The FIS Alpine Ski World Cup is the top international circuit of alpine skiing competitions, launched in 1966 by a group of ski racing friends and experts which included French journalist Serge Lang and the alpine ski team directors from France (Honore Bonnet) and the USA (Bob Beattie).[1] It was soon backed by International Ski Federation president Marc Hodler during the FIS Alpine World Ski Championships 1966 at Portillo, Chile, and became an official FIS event in the spring of 1967 after the FIS Congress at Beirut, Lebanon. The first World Cup ski race was held in Berchtesgaden, West Germany, on January 5, 1967. Jean-Claude Killy of France and Nancy Greene of Canada were the overall winners for the first two seasons.


Competitors attempt to achieve the best time in four disciplines: slalom, giant slalom, super G, and downhill. The fifth event, the combined, employs the downhill and slalom. The World Cup originally included only slalom, giant slalom, and downhill races. Combined events (calculated using results from selected downhill and slalom races) were included starting with the 1974–75 season, while the Super G was added for the 1982–83 season. The current scoring system was implemented in the 1991–92 season. For every race points are awarded to the top 30 finishers: 100 points to the winner, 80 for second, 60 for third, winding down to 1 point for 30th place. The racer with the most points at the end of the season in mid-March wins the Cup, with the trophy consisting of a 9 kilogram crystal globe.[2] Sub-prizes are also awarded in each individual race discipline, with a smaller 3.5 kg crystal globe. (See the section on scoring system below for more information.)

The World Cup is held annually, and is considered the premier competition for alpine ski racing after the quadrennial Winter Olympics.

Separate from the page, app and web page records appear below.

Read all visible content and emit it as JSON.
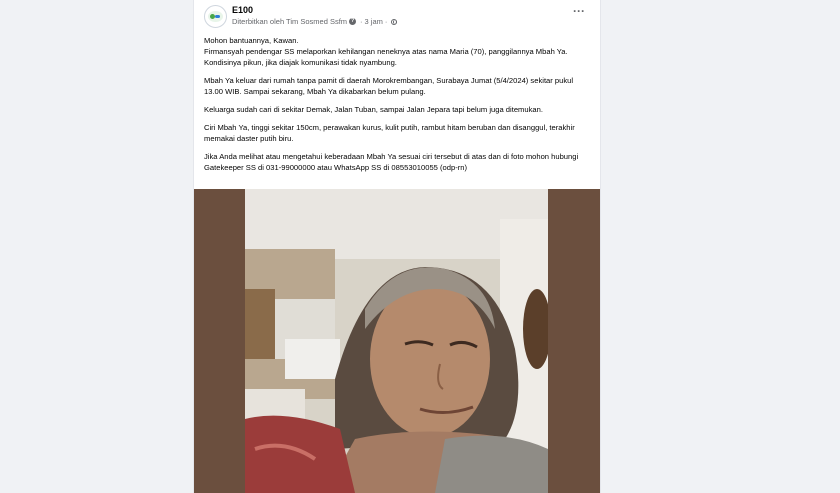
{
  "post": {
    "author": "E100",
    "published_by": "Diterbitkan oleh Tim Sosmed Ssfm",
    "time": "3 jam",
    "more_icon": "more-horizontal-icon",
    "paragraphs": [
      "Mohon bantuannya, Kawan.",
      "Firmansyah pendengar SS melaporkan kehilangan neneknya atas nama Maria (70), panggilannya Mbah Ya. Kondisinya pikun, jika diajak komunikasi tidak nyambung.",
      "Mbah Ya keluar dari rumah tanpa pamit di daerah Morokrembangan, Surabaya Jumat (5/4/2024) sekitar pukul 13.00 WIB. Sampai sekarang, Mbah Ya dikabarkan belum pulang.",
      "Keluarga sudah cari di sekitar Demak, Jalan Tuban, sampai Jalan Jepara tapi belum juga ditemukan.",
      "Ciri Mbah Ya, tinggi sekitar 150cm, perawakan kurus, kulit putih, rambut hitam beruban dan disanggul, terakhir memakai daster putih biru.",
      "Jika Anda melihat atau mengetahui keberadaan Mbah Ya sesuai ciri tersebut di atas dan di foto mohon hubungi Gatekeeper SS di 031-99000000 atau WhatsApp SS di 08553010055 (odp-rn)"
    ]
  },
  "colors": {
    "page_bg": "#f0f2f5",
    "card_bg": "#ffffff",
    "text": "#050505",
    "meta": "#65676b",
    "photo_frame": "#6b4f3e"
  }
}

Many consider the World Cup to be a more valuable title than the Olympics or the biennial World Championships, since it requires a competitor to ski at an extremely high level in several disciplines throughout the season, and not just in one race.[3]

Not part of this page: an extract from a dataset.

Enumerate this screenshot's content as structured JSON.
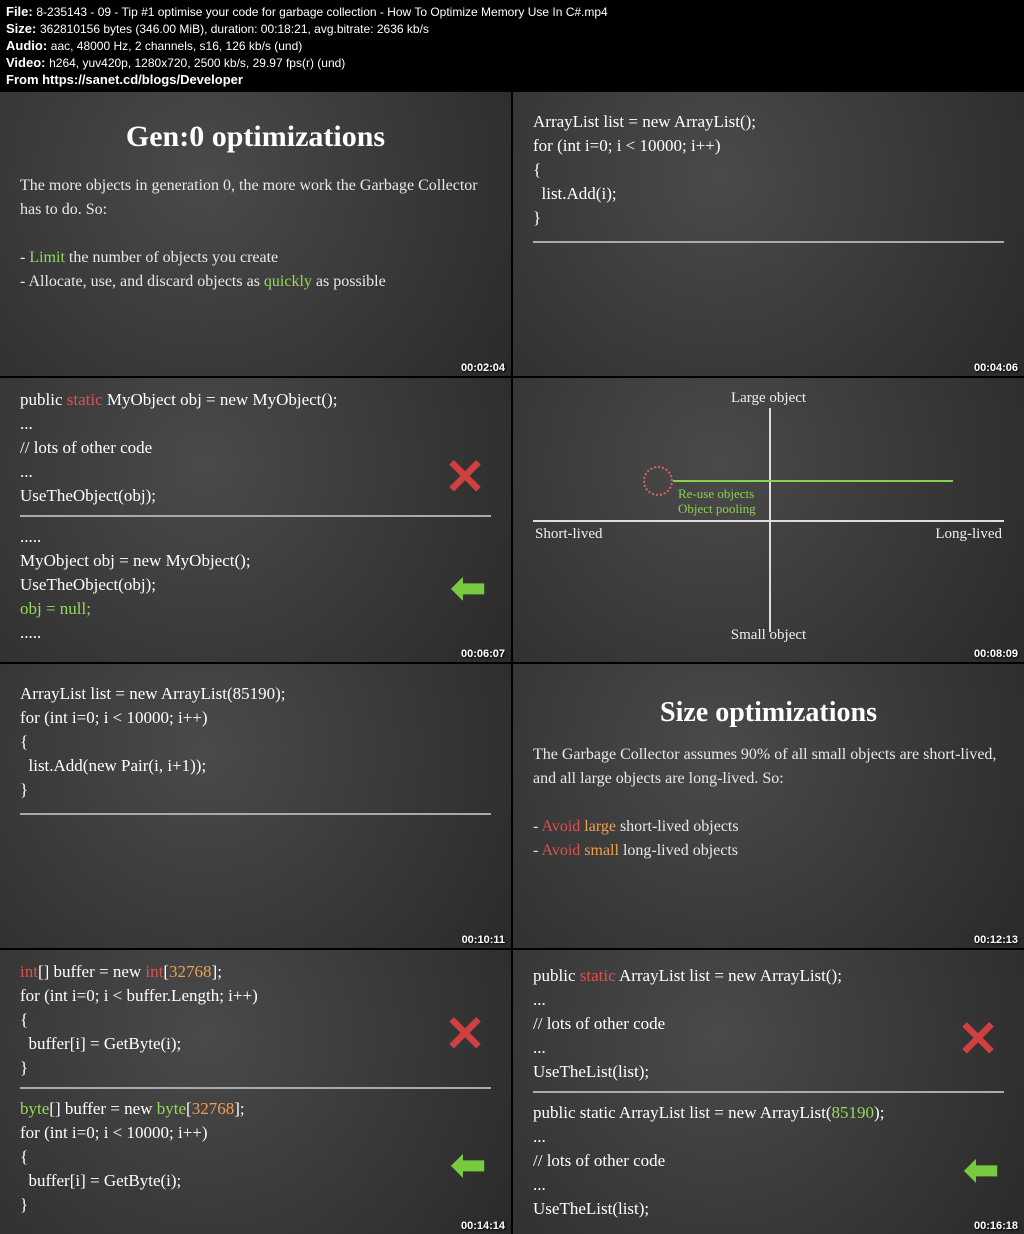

Races are hosted primarily at ski resorts in the Alps in Europe, with regular stops in Scandinavia, North America, and east Asia, but a few races have also been held in the Southern Hemisphere. World Cup competitions have been hosted in 25 countries around the world: Andorra, Argentina, Australia, Austria, Bosnia and Herzegovina, Bulgaria, Canada, Croatia, Czech Republic, Finland, France, Germany, Italy, Japan, New Zealand, Norway, Poland, Russia, Slovakia, Slovenia, South Korea, Spain, Sweden, Switzerland, and the United States.[4] (Note that all World Cup races hosted in Bosnia were held when it was still part of Yugoslavia.)

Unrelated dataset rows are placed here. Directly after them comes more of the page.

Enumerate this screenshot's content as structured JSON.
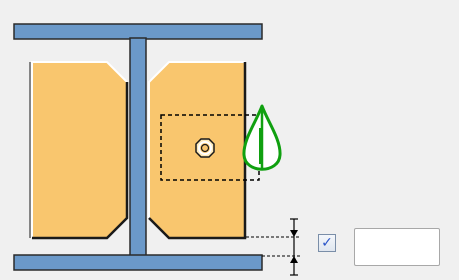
{
  "diagram": {
    "colors": {
      "beam": "#6b99c9",
      "beam_outline": "#2a2a2a",
      "plate": "#f9c66e",
      "plate_outline": "#1a1a1a",
      "plate_highlight": "#ffffff",
      "selection_box": "#000000",
      "anchor_symbol": "#10a010",
      "background": "#f0f0f0"
    },
    "icons": {
      "bolt": "bolt-icon",
      "anchor": "anchor-point-icon",
      "dimension": "dimension-arrows-icon"
    }
  },
  "offset_control": {
    "checked": true,
    "check_glyph": "✓",
    "value": ""
  }
}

Lower competitive circuits include the NorAm Cup in North America and the Europa Cup in Europe.

Overall winners[edit]

Multiple individual overall World Cup winners are marked with (#).

Discipline titles[edit]

Top 10 Small Crystal Globe podiums[edit]

  Still active

Most small globes per discipline[edit]

Combined crystal globe was officially awarded from 2007 to 2012. However, there are counted all season titles, both official and unofficial. The records for most World Cup titles in each discipline are as follows:

Men's season titles[edit]